  • Conducts active monitoring for symptoms through day 14, and self-isolate at home if symptoms develop.

QUARANTINING AND LEARNING EXPECTATIONS

While in quarantine students will be asked to complete work sent home by the teacher, just as if the student were out of school with a multi-day illness. Zoom sessions and live-streaming are not an option for at-home learning this year.

DESE NOTES: “If schools are not able to allow students to join their schedule remotely, schools should adopt a policy consistent with other absences and provide work for students that can be completed while at home. To minimize the amount of time required to quarantine outside of school districts should adopt the Test and Stay program.” Again, Hopkinton has adopted a Test and Stay program.

(4) SCHOOL BUILDING CLEANING AND VENTILATION  

The District will ensure buildings are kept clean and maintained throughout the year; cleaning routines have been revised since last year, as we have learned more about how the virus lives on surfaces and how it is transmitted. 

The District will continue to use the ventilation practices we used last year with 100 percent introduction of fresh, outside air being pushed into the buildings.

(5) LUNCH

The Commissioner of Education has indicated that social distancing is no longer a metric to be used when considering reopening our schools. Couple that with the fact that Hopkinton’s lunchrooms are undersized for the student population in every building, and the end result is we have students eating unmasked at their regular cafeteria tables.  Lunch will resume its normal pre-pandemic routines and offerings, and lunch will continue to be free for all students.  Students will have assigned seating at lunch in all buildings, except the high school, which will use a QR code method of identifying where students have sat. Lunchrooms will be ventilated by pushing in fresh, outdoor air as each individual building affords. The District will explore HEPA filtration systems and the use of other spaces, as or if practicable. The District is encouraging families to use the face shields we issued last year, as an additional layer of safety at lunch. Building principals will work with individual families whose children fall under the CDC’s list of conditions considered to be moderately to severely immunocompromised.  Finally, families may dismiss their children for the lunch period and use the HPS parking lots, if space allows, for students to eat in their cars. (The Hopkinton Public Health Office assures the HPS that we have no West Nile or EEE virus in this region at this time.)

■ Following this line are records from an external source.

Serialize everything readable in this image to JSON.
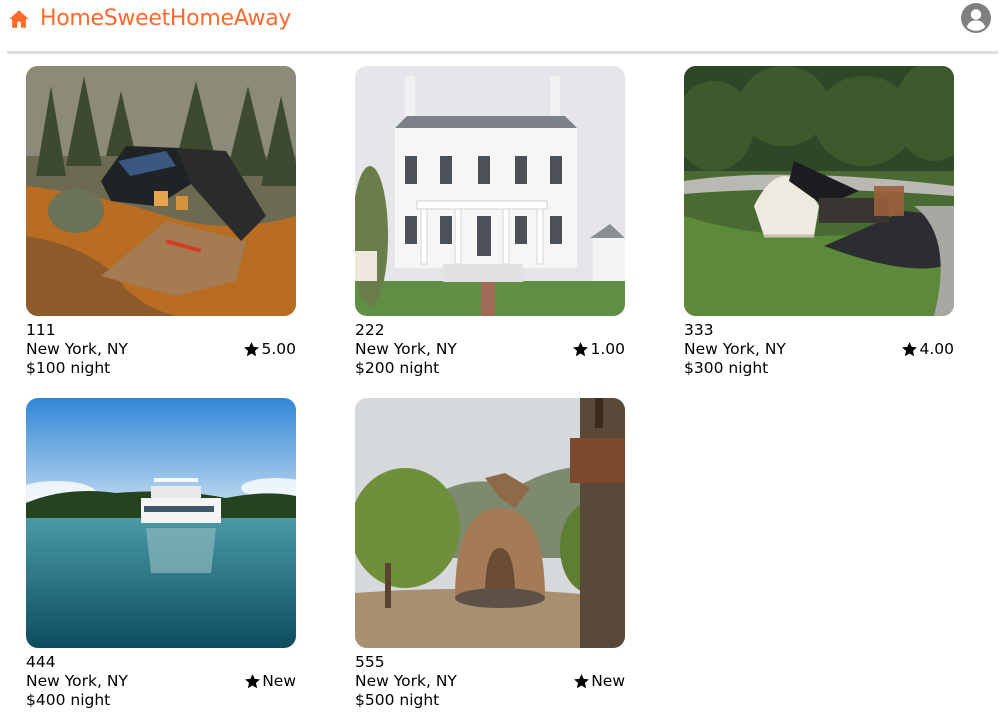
{
  "header": {
    "brand": "HomeSweetHomeAway",
    "brand_color": "#ff6a2b",
    "home_icon": "home-icon",
    "profile_icon": "user-circle-icon"
  },
  "listings": [
    {
      "name": "111",
      "location": "New York, NY",
      "price": "$100 night",
      "rating": "5.00",
      "photo": "a-frame cabin in forest"
    },
    {
      "name": "222",
      "location": "New York, NY",
      "price": "$200 night",
      "rating": "1.00",
      "photo": "white colonial house"
    },
    {
      "name": "333",
      "location": "New York, NY",
      "price": "$300 night",
      "rating": "4.00",
      "photo": "geodesic dome on hillside"
    },
    {
      "name": "444",
      "location": "New York, NY",
      "price": "$400 night",
      "rating": "New",
      "photo": "houseboat on lake"
    },
    {
      "name": "555",
      "location": "New York, NY",
      "price": "$500 night",
      "rating": "New",
      "photo": "earth house in canyon"
    }
  ]
}
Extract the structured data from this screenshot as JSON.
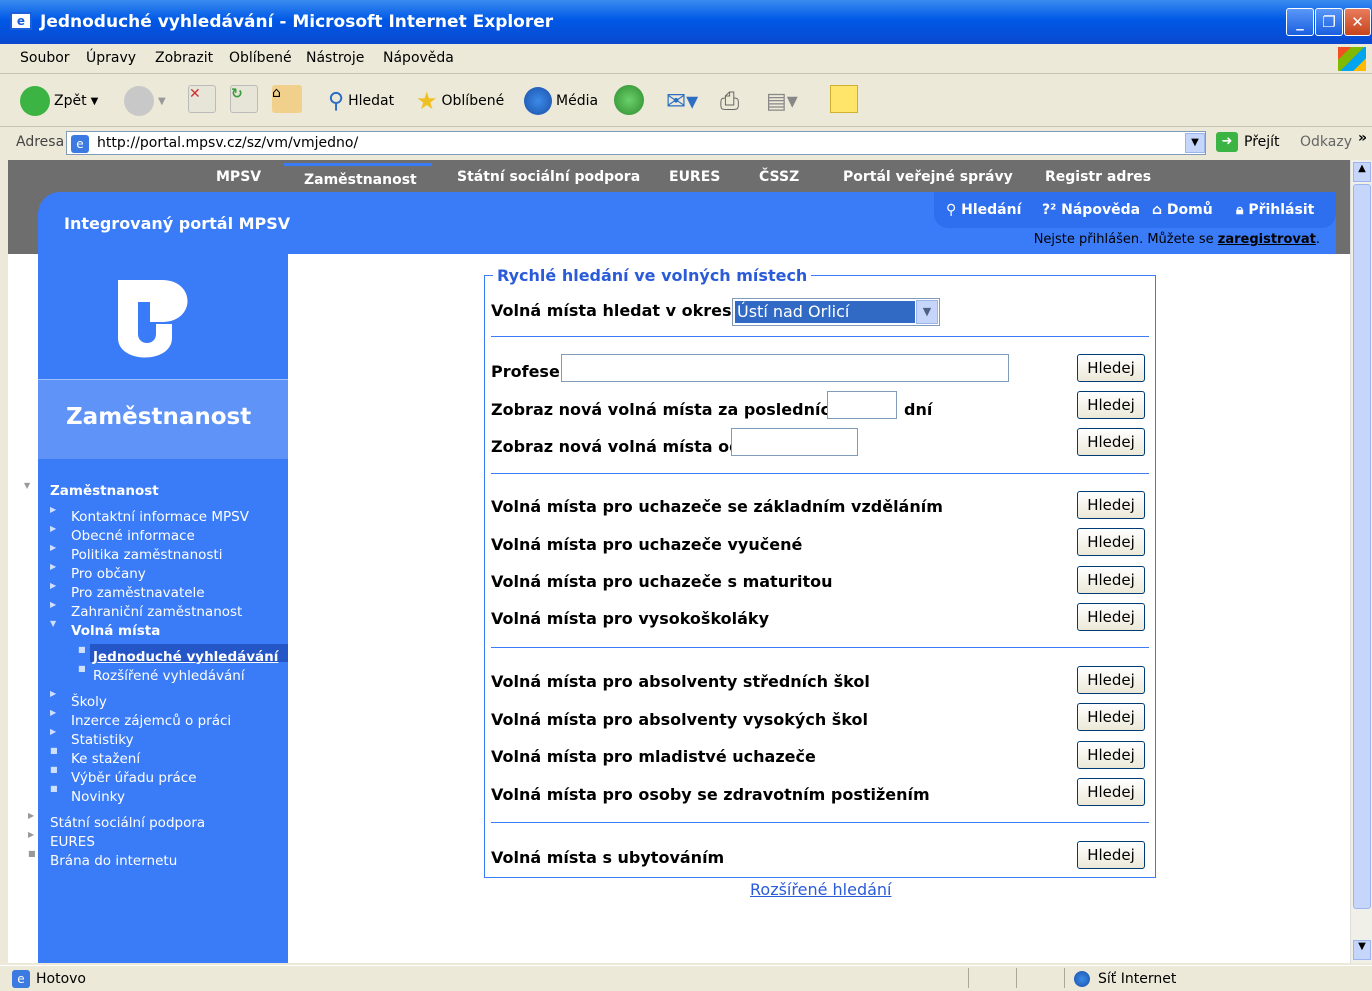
{
  "window": {
    "title": "Jednoduché vyhledávání - Microsoft Internet Explorer"
  },
  "menu": [
    "Soubor",
    "Úpravy",
    "Zobrazit",
    "Oblíbené",
    "Nástroje",
    "Nápověda"
  ],
  "toolbar": {
    "back": "Zpět",
    "search": "Hledat",
    "favorites": "Oblíbené",
    "media": "Média"
  },
  "address": {
    "label": "Adresa",
    "url": "http://portal.mpsv.cz/sz/vm/vmjedno/",
    "go": "Přejít",
    "links": "Odkazy"
  },
  "status": {
    "left": "Hotovo",
    "zone": "Síť Internet"
  },
  "topnav": [
    "MPSV",
    "Zaměstnanost",
    "Státní sociální podpora",
    "EURES",
    "ČSSZ",
    "Portál veřejné správy",
    "Registr adres"
  ],
  "header": {
    "portal": "Integrovaný portál MPSV",
    "util": {
      "search": "Hledání",
      "help": "Nápověda",
      "home": "Domů",
      "login": "Přihlásit"
    },
    "login_text": "Nejste přihlášen. Můžete se",
    "register": "zaregistrovat"
  },
  "section": "Zaměstnanost",
  "leftmenu": {
    "title": "Zaměstnanost",
    "items": [
      "Kontaktní informace MPSV",
      "Obecné informace",
      "Politika zaměstnanosti",
      "Pro občany",
      "Pro zaměstnavatele",
      "Zahraniční zaměstnanost"
    ],
    "volna": "Volná místa",
    "sub": [
      "Jednoduché vyhledávání",
      "Rozšířené vyhledávání"
    ],
    "items2": [
      "Školy",
      "Inzerce zájemců o práci",
      "Statistiky",
      "Ke stažení",
      "Výběr úřadu práce",
      "Novinky"
    ],
    "bottom": [
      "Státní sociální podpora",
      "EURES",
      "Brána do internetu"
    ]
  },
  "form": {
    "legend": "Rychlé hledání ve volných místech",
    "district_label": "Volná místa hledat v okrese",
    "district_value": "Ústí nad Orlicí",
    "profese": "Profese",
    "days_label": "Zobraz nová volná místa za posledních",
    "days_unit": "dní",
    "from_label": "Zobraz nová volná místa od",
    "rows": [
      "Volná místa pro uchazeče se základním vzděláním",
      "Volná místa pro uchazeče vyučené",
      "Volná místa pro uchazeče s maturitou",
      "Volná místa pro vysokoškoláky",
      "Volná místa pro absolventy středních škol",
      "Volná místa pro absolventy vysokých škol",
      "Volná místa pro mladistvé uchazeče",
      "Volná místa pro osoby se zdravotním postižením",
      "Volná místa s ubytováním"
    ],
    "button": "Hledej",
    "advanced": "Rozšířené hledání"
  }
}
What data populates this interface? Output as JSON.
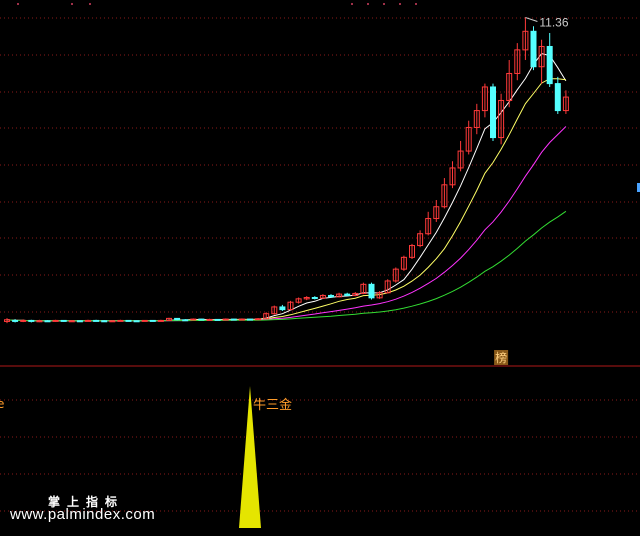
{
  "chart_data": {
    "type": "candlestick",
    "price_panel": {
      "high_label": "11.36",
      "ylim": [
        1.8,
        11.7
      ],
      "candles": [
        [
          2.35,
          2.4,
          2.3,
          2.45
        ],
        [
          2.38,
          2.36,
          2.32,
          2.42
        ],
        [
          2.36,
          2.38,
          2.33,
          2.41
        ],
        [
          2.38,
          2.35,
          2.32,
          2.4
        ],
        [
          2.35,
          2.37,
          2.33,
          2.4
        ],
        [
          2.37,
          2.36,
          2.34,
          2.39
        ],
        [
          2.36,
          2.38,
          2.34,
          2.4
        ],
        [
          2.38,
          2.36,
          2.34,
          2.39
        ],
        [
          2.36,
          2.37,
          2.35,
          2.39
        ],
        [
          2.37,
          2.36,
          2.34,
          2.38
        ],
        [
          2.36,
          2.38,
          2.35,
          2.4
        ],
        [
          2.38,
          2.37,
          2.35,
          2.4
        ],
        [
          2.37,
          2.36,
          2.35,
          2.39
        ],
        [
          2.36,
          2.37,
          2.35,
          2.38
        ],
        [
          2.37,
          2.38,
          2.36,
          2.4
        ],
        [
          2.38,
          2.37,
          2.36,
          2.39
        ],
        [
          2.37,
          2.36,
          2.35,
          2.38
        ],
        [
          2.36,
          2.38,
          2.35,
          2.39
        ],
        [
          2.38,
          2.37,
          2.36,
          2.39
        ],
        [
          2.37,
          2.38,
          2.36,
          2.4
        ],
        [
          2.38,
          2.44,
          2.37,
          2.46
        ],
        [
          2.44,
          2.4,
          2.38,
          2.45
        ],
        [
          2.4,
          2.39,
          2.37,
          2.42
        ],
        [
          2.39,
          2.42,
          2.38,
          2.44
        ],
        [
          2.42,
          2.4,
          2.39,
          2.43
        ],
        [
          2.4,
          2.41,
          2.39,
          2.43
        ],
        [
          2.41,
          2.4,
          2.39,
          2.42
        ],
        [
          2.4,
          2.42,
          2.39,
          2.44
        ],
        [
          2.42,
          2.41,
          2.4,
          2.43
        ],
        [
          2.41,
          2.42,
          2.4,
          2.44
        ],
        [
          2.42,
          2.41,
          2.4,
          2.43
        ],
        [
          2.41,
          2.43,
          2.4,
          2.45
        ],
        [
          2.43,
          2.58,
          2.42,
          2.62
        ],
        [
          2.58,
          2.78,
          2.55,
          2.82
        ],
        [
          2.78,
          2.7,
          2.66,
          2.84
        ],
        [
          2.7,
          2.92,
          2.68,
          2.96
        ],
        [
          2.92,
          3.02,
          2.88,
          3.06
        ],
        [
          3.02,
          3.06,
          2.98,
          3.1
        ],
        [
          3.06,
          3.04,
          3.0,
          3.1
        ],
        [
          3.04,
          3.12,
          3.02,
          3.16
        ],
        [
          3.12,
          3.08,
          3.05,
          3.16
        ],
        [
          3.08,
          3.16,
          3.06,
          3.2
        ],
        [
          3.16,
          3.12,
          3.1,
          3.2
        ],
        [
          3.12,
          3.18,
          3.1,
          3.22
        ],
        [
          3.18,
          3.45,
          3.16,
          3.5
        ],
        [
          3.45,
          3.05,
          3.0,
          3.5
        ],
        [
          3.05,
          3.2,
          3.02,
          3.25
        ],
        [
          3.2,
          3.55,
          3.18,
          3.6
        ],
        [
          3.55,
          3.9,
          3.5,
          3.95
        ],
        [
          3.9,
          4.25,
          3.85,
          4.3
        ],
        [
          4.25,
          4.6,
          4.2,
          4.65
        ],
        [
          4.6,
          4.95,
          4.55,
          5.05
        ],
        [
          4.95,
          5.4,
          4.9,
          5.6
        ],
        [
          5.4,
          5.75,
          5.3,
          5.95
        ],
        [
          5.75,
          6.4,
          5.7,
          6.6
        ],
        [
          6.4,
          6.9,
          6.3,
          7.1
        ],
        [
          6.9,
          7.4,
          6.8,
          7.7
        ],
        [
          7.4,
          8.1,
          7.3,
          8.3
        ],
        [
          8.1,
          8.6,
          7.9,
          8.8
        ],
        [
          8.6,
          9.3,
          8.4,
          9.4
        ],
        [
          9.3,
          7.8,
          7.7,
          9.4
        ],
        [
          7.8,
          8.9,
          7.6,
          9.1
        ],
        [
          8.9,
          9.7,
          8.7,
          10.1
        ],
        [
          9.7,
          10.4,
          9.5,
          10.6
        ],
        [
          10.4,
          10.95,
          10.1,
          11.36
        ],
        [
          10.95,
          9.9,
          9.8,
          11.1
        ],
        [
          9.9,
          10.5,
          9.4,
          10.7
        ],
        [
          10.5,
          9.4,
          9.3,
          10.9
        ],
        [
          9.4,
          8.6,
          8.5,
          9.6
        ],
        [
          8.6,
          9.0,
          8.5,
          9.2
        ]
      ],
      "moving_averages": [
        {
          "color": "#ffffff",
          "period": 5
        },
        {
          "color": "#ffff66",
          "period": 10
        },
        {
          "color": "#ff33ff",
          "period": 20
        },
        {
          "color": "#33dd33",
          "period": 40
        }
      ],
      "badge": {
        "text": "榜",
        "bar_index": 61
      }
    },
    "indicator_panel": {
      "signal_label": "牛三金",
      "spike_bar_index": 30,
      "left_marker": "e"
    }
  },
  "watermark": {
    "title": "掌上指标",
    "url": "www.palmindex.com"
  },
  "colors": {
    "up": "#ff3a3a",
    "down": "#54ffff",
    "grid": "#8a1a1a",
    "divider": "#b01818",
    "spike": "#e5e500",
    "signal_text": "#ff9c2a",
    "high_label": "#cccccc",
    "badge_bg": "#8a5a1a",
    "badge_text": "#ffd080"
  }
}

The current plan in Massachusetts is essentially built on an honor system, meaning we rely upon one another to stay home and seek a medical opinion when we have any symptoms whatsoever. If we wish to keep COVID-19 out of our schools and lunchrooms, we must commit to keeping our children home when they have symptoms, no matter how slight. Please, do not write symptoms off as “allergies” or “just a scratchy throat”; instead, COVID-19 tests can be immediately secured at the local Public Health Nurse’s office, your child’s pediatrician’s office, and at Urgent Care facilities. Please reach out to the necessary professional and GET TESTED!

(6) INSTRUMENTAL MUSIC AND CHORUS CLASSES

Just as we did last spring, music classes will be held in larger spaces with adequate ventilation and air exchange.  Unless outdoors, students will be masked if singing and wind instrument players will wear masks with slits for their mouthpieces.  Instrument covers and “puppy pads” for floor absorption and minimization of droplets will continue to be used as they were last year.  Students will have as much distance as possible in  classes. 

(7) MIAA GOVERNED ATHLETICS

MIAA has released guidance in concert with DESE. Student athletes will be masked when participating in athletics indoors, including, but not limited to spaces such as the AC, locker rooms, and the weight room.